You define this by yourself through the configuration of your OSPF routing protocol. The subnet X between RtrA and RtrB in your example will reside into area 0 if you configure "network X area 0" on both routers and will be in area 1 if you configure "network X area 1" on both routers. In the first case RtrB will be the ABR; in the second case RtrA will perform this task.
Thanks for your reply, but how is this then extended to the following concept?
NetC -- RtrC ---- RtrB ---- RtrA -- NetA
Again RtrA is in area 0, Rtr B in Area 1, and RtrC in area 2.
From the OSPF Design guide, I think I need a Virtual link transit through area 1, but if I extend Area 0 to the interface on RtrB, I don't need the virtual link any more?
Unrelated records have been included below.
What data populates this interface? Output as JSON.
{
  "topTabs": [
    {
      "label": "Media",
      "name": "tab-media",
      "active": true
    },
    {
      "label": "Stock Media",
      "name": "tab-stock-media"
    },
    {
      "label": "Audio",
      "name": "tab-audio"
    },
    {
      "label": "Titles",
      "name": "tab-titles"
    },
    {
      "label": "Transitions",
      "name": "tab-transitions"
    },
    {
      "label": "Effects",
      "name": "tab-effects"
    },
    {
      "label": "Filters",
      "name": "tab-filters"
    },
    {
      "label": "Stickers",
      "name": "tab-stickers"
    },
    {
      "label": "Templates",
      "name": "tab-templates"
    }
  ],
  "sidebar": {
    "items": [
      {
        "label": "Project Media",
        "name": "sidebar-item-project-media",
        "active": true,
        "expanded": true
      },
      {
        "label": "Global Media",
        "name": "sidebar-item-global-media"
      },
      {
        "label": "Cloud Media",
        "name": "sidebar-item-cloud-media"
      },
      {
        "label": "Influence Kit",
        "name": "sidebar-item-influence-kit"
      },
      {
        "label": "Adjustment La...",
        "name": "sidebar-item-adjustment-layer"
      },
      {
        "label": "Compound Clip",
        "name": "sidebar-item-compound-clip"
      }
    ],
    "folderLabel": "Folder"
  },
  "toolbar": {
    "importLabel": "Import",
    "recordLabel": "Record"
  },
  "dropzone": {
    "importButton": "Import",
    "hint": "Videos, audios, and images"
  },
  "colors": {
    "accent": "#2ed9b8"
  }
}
In this case Area 1 would also be extended to the link interface on RtrC?
this option would eliminate the need for the virtual link throught area 1, but you cannot assign an interface to 2 areas. Hence, if you extend area 0 to RTR B, you would not be able to use Area 1 anymore. Area2 would connect directly to area 0 on router RtrB.
We have 3 identical switches configured by someone else and would like to claim some of the Gigabit ports(G1/G2/G3/G4) for use on servers. When we try to change the wiring and configuration, we run in to connectivity issues. Attached is a des...
This is actually a pretty cool feature, i didn't even know it existed until I was looking for a solution to advertise a subnet (prefix in BGP talk), only if a certain condition existed. This is exactly what conditional advertisements does
j ai une question j ai achete un routeur cisco 887VA-k9 , je le configuré avec la configuration ci- dessous
si je le lier avec mon pc portable sur l un de ses ports directement ça marche toute est bien ( la connexion internet + m...